Thomas was overshadowed by Marvin Austin at North Carolina, but he’s starting to get the attention he deserves. At 6’4″, 331 pounds he has the size to fit right at nose tackle in the NFL. He struggled to make an impact at times in UNC’s traditional 4-3 defense due to his lack of athleticism, but he should flourish in a 3-4 scheme at the next level.

4. Linval Joseph, East Carolina
There’s a significant dropoff in talent after Thomas. Joseph has the size (6’5″, 328 pounds) and strength but he wasn’t always productive even against lesser competition at East Carolina. He’s an intriguing mid-round prospect but he isn’t a sure thing.

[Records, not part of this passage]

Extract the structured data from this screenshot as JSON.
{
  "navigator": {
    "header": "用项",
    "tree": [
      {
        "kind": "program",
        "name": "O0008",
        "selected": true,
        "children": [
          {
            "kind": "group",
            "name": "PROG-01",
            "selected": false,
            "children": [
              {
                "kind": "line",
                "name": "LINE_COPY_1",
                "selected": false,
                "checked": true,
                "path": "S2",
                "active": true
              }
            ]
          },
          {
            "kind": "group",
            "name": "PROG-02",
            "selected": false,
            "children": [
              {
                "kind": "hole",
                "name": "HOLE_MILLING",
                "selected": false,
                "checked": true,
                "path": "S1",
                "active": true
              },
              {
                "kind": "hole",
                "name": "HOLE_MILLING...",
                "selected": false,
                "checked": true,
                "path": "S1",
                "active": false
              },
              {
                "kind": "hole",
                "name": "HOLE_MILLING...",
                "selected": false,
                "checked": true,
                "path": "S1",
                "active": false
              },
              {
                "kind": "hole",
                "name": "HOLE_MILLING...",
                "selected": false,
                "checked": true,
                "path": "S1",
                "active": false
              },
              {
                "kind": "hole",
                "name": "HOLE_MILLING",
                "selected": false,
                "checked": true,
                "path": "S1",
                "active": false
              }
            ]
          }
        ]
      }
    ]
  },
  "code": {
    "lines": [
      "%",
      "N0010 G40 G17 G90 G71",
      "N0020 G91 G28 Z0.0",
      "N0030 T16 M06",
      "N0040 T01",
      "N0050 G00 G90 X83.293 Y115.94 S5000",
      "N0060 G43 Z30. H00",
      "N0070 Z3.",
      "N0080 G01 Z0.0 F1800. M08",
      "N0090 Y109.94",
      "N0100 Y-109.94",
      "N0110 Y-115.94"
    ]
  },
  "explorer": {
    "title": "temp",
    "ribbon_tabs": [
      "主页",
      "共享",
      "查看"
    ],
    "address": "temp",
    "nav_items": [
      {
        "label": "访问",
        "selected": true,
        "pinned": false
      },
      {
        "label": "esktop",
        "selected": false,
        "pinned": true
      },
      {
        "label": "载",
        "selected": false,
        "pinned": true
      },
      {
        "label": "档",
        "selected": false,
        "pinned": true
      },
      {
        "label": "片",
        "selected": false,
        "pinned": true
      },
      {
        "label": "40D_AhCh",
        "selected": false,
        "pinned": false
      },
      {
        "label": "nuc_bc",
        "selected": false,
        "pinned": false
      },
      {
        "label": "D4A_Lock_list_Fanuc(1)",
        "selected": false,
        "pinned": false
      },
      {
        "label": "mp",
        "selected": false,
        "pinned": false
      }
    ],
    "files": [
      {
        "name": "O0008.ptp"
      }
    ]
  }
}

5. Jeff Owens, Georgia
Not all teams will view Owens as a nose tackle due to his relative lack of size (6’1″, 304) but he is a short, stout and extremely strong interior lineman. If he added some weight Owens could easily handle the duties of a nose tackle.

6. Aleric Mullins, North Carolina
Mullins was never a full-time starter at North Carolina, stuck behind Cam Thomas and Marvin Austin.  He’s an intriguing prospect who has the size and strength to play nose tackle and potentially the athleticism to play defensive end in the 3-4 defense as well. He could be one of those player’s who just needs to land in the right system to reach his full potential.

7. Brandon Deaderick, Alabama
Deaderick was overshadowed by Cody at Alabama, but he too was a key member of Tide’s defense. His production was nothing impressive, but his size and strength are intriguing. He’s a developmental prospect who could be a late-round pick.

8. Travis Ivey, Maryland
Ivey battled injuries throughout his career and wasn’t a full-time starter until his senior year. His tape isn’t impressive but there’s only so many guys out there who are 6’4″, 341 pounds. He’ll draw interest in the late rounds or as a free agent.

Posted on by Ryan McCrystal in 2010 NFL Draft Comments Off

Rolando McClain has Crohn’s Disease, pulled hamstring

Rarely does significant new information come out regarding a prospect at this time of year. The folks at the combine generally do a good job poking and prodding until every stone has been overturned. But Rolando McClain revealed some surprising information at Alabama’s pro day.

McClain announced that he has been suffering from Crohn’s Disease since he was a freshman in high school, a disease that causes inflation of the intestines and can result in a variety of symptoms. The disease is treatable and it shouldn’t hurt his draft stock, but its a key piece of information for teams to be made aware of before handing him millions of dollars.

McClain also revealed that he suffered a torn hamstring during Alabama’s game on October 24 against Tennessee. He apparently kept the injury from his teammates and played through the pain.

Hamstring injuries usually hurt player’s draft stock, but this may be a rare situation where it actually helps. Some scouts had questioned McClain’s efforts down the stretch last season, sighting plays on which he was clearly not running at full speed after the ball carrier. The hamstring injury gives McClain a logical excuse, so long as it can be verified by Alabama’s medical staff.

Along with giving him a reasonable excuse for what was perceived as a lack of effort, it demonstrates his willingness and ability to play through pain at a high level.

Other notes from Alabama’s pro day:
- DT Terrence Cody weighed in at 349 pounds. That’s down from 370 at the Senior Bowl and 354 at the combine. While teams would love to see him lose even more weight, they have to be encouraged by the effort he’s put in so far. His stock is certainly on the rise as a result and he could sneak into the late 1st round.

- CB Javier Arenas was unable to work out due to the pulled hamstring he suffered at the combine.

- OG Mike Johnson took some snaps at center and reportedly looked good. The ability to play multiple positions is key for linemen who aren’t viewed as locks to earn starting roles in the NFL.

- All 32 teams were represented. Glad to see the Raiders decided to show up after they inexplicably decided to skip Oklahoma’s pro day earlier this week.

Posted on by Ryan McCrystal in 2010 NFL Draft, Raiders Comments Off